A question I often hear is: can we really overcome our limitations? Is it useful to think it is possible? Or does it just lead us to delude ourselves? Does it mean being inconsiderate? Can it lead us to frustration?
We are all limited both concretely as well as mentally. Whether our mental boundaries
are narrow or extremely broad, they are present anyway: we cannot deny this fact. The flexibility of such limitations always provides ground for debate.

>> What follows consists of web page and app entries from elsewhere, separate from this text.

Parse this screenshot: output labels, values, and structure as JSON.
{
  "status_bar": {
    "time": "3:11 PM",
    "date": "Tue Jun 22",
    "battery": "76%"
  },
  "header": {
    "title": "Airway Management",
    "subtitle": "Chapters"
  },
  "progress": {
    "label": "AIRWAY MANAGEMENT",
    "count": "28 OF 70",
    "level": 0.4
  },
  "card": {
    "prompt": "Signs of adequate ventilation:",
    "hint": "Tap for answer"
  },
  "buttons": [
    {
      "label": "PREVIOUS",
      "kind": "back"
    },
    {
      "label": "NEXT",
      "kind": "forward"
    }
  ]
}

Scholars who study the brain are divided among those who support an almost unlimited neuroplasticity and others who hypothesize that our brain’s “wiring patterns” are substantially stable over time and thus cannot be changed (have a look at this site). While from a theoretical point of view this issue is still debated, it is irrelevant on a more individual and pragmatic note. Even if it were true that we are all more or less limited in terms of developing our potential, what really matters is the way in which we decide to treat our limitations and our strengths.
The way we look at ourselves makes all the difference. Our beauty, when we look at ourselves, is in our own eyes.
There are al least four ways people can look at themselves, their strengths and limitations:
- Denying themselves: people who adopt this attitude don’t look at themselves, tend to look away, don’t care about their growth because they deem it impossible
- Surrendering to themselves: people who adopt this attitude look at themselves with distrust and do not like what they see. They indulge in self pity and think that improvement is too demanding
- Managing themselves: these people look at themselves, accept what they see and try to make the best out of what they have
- Being open to themselves: these people adopt a curious way of looking at themselves, are open to possible evolutions and willing to compel themselves (and to be amazed) too
English is one of my limitations. Over the years, such limitation has become studded with all sorts of rational and reasonable certainties, for example that in order to be proficient in a foreign language, one needs to learn it at a young age or that it is impossible to use a foreign language in a job, like mine, in which choosing “the right word” is so important.
That’s all true. That’s all false.
I discovered two important things. The first is that English facilitates communication rather than complicating it. It helps me to be more direct and straightforward. More honest. It forces me to use a concise style and it frees me from that cultural “viscosity” that often limits communication exchanges between people speaking the same language.
The second thing is that English is capable of moving me deeply. I am thrilled by the possibility of moving beyond my (present) boundaries.
I often hear people using the relay race metaphor, especially when speaking of working groups. One carries the baton and hands it over to the next person who will, in turn, pass the baton over after having run his/her leg…Today I want to think of life as a relay race with oneself.
Every day you are handed the baton over by your old self from yesterday. Do your best and you will pass it over to your new self, tomorrow. You can complain about how the baton got to you, how your old self run the race and about the point you started from or you might as well grab that baton and put yourself to test each day.
This is also to welcome the English version of our website.